As an influencer, do you have any tips or advice to share when working with affiliate networks and brands?

With regards to working with affiliates, just stay true to your aesthetic. People follow you and engage with your content, so affiliates are not going to work if they look out of place. Your followers should not be able to tell what is affiliate or sponsored content, or what is purely organic. When Pinterest removed affiliates for a while, one of the main reasons they cited for doing this is too many affiliates were making things feel a bit spammy. Obviously, I do pin affiliates on all boards when it feels right, but I also have a ‘Shopaholics Anonymous‘ board where I just pin shopping picks, which people don’t have to follow if they don’t want to to combat this.

When it comes to brands, what I have found that because so many of them are unfamiliar with running campaigns on Pinterest, it is a good idea to get a clear idea of what they want to get out of the partnership from the word go. Do they want to drive traffic to their website, do they want to generate sales, or do they simply want to build an aesthetic around their brand to build brand awareness.

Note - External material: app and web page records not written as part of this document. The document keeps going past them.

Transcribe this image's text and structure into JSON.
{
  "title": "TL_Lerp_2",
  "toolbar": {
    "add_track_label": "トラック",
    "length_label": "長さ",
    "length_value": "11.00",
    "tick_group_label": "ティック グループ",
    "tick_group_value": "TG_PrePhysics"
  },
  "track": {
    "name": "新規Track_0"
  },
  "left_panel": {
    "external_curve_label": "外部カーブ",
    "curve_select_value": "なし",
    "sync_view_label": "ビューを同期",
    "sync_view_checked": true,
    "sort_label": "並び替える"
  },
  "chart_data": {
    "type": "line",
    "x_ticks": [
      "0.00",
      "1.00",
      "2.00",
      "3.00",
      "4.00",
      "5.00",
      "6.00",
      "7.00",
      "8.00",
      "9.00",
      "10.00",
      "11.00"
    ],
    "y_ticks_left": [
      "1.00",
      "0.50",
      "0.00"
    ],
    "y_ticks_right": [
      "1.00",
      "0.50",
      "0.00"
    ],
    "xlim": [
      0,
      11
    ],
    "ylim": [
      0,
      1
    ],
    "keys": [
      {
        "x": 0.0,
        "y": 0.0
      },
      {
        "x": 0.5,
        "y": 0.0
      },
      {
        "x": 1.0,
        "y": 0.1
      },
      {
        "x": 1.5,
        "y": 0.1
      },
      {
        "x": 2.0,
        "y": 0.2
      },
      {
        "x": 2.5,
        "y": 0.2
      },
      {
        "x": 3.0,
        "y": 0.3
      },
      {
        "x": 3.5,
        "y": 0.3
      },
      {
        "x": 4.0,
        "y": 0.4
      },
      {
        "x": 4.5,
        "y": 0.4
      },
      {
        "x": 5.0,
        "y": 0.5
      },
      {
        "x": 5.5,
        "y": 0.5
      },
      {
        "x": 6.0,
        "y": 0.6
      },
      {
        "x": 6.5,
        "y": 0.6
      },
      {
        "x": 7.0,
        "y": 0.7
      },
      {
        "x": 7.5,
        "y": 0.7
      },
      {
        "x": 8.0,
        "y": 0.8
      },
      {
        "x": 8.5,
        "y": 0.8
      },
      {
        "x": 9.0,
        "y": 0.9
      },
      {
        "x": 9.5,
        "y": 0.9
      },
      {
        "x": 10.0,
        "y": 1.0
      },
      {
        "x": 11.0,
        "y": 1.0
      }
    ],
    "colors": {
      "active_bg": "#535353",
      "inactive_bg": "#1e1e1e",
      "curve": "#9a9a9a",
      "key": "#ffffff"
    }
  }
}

The first two aims are easy to figure out how to achieve once you’ve figured out how best affiliates work for you on your profile, but using Pinterest to build brand awareness is also something a lot of the already Pinterest savvy brands have not thought about yet. Don’t be afraid to pitch a Pinterest collaboration or to use Pinterest as an element of your collaboration if you blog to brands. My ‘Date Night‘ board was in collaboration with match.com, and is more about fleshing out an idea to build brand awareness than anything else – it does not actually link to the match.com website at all. It came about as they approached me to collaborate with a recipe on my blog for the second year running, and they had a very clear vision of what they wanted the campaign to look like, full of easy and accessible date night ideas. I pitched the idea of a board which would build that idea and be linked to from my sponsored blog post, and link back to the recipe post by way of a pin in return.

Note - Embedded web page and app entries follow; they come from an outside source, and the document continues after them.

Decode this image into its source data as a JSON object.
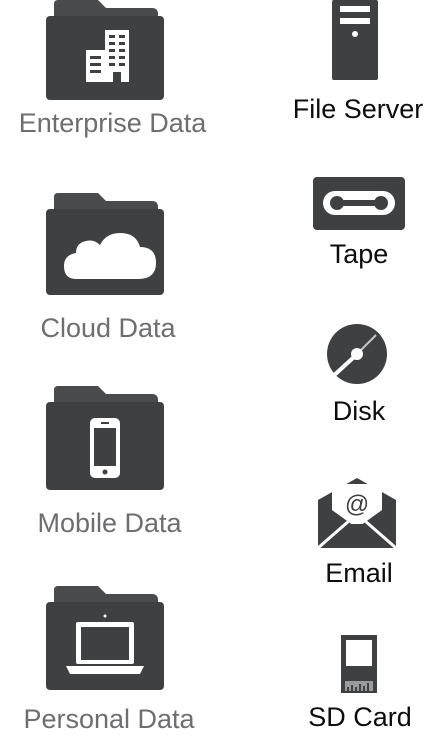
{
  "colors": {
    "icon_dark": "#3f4041",
    "icon_tab": "#4a4b4c",
    "left_label": "#6d6e70",
    "right_label": "#0d0d0d",
    "background": "#ffffff"
  },
  "left_items": [
    {
      "label": "Enterprise Data",
      "icon": "building-folder-icon"
    },
    {
      "label": "Cloud Data",
      "icon": "cloud-folder-icon"
    },
    {
      "label": "Mobile Data",
      "icon": "mobile-folder-icon"
    },
    {
      "label": "Personal Data",
      "icon": "laptop-folder-icon"
    }
  ],
  "right_items": [
    {
      "label": "File Server",
      "icon": "server-icon"
    },
    {
      "label": "Tape",
      "icon": "tape-icon"
    },
    {
      "label": "Disk",
      "icon": "disk-icon"
    },
    {
      "label": "Email",
      "icon": "email-icon"
    },
    {
      "label": "SD Card",
      "icon": "sd-card-icon"
    }
  ]
}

I know this was a bit of a long post (!) so thank you for getting to the end. I hope I have managed to cover everything we did not get the chance to discuss on Tuesday night, and I’ve managed to give a good overview to everyone who was not able to be there. Thanks Pinterest for inviting me to be on the panel, and if any of you have any questions, feel free to drop them in the comments below and I’ll do my best to answer!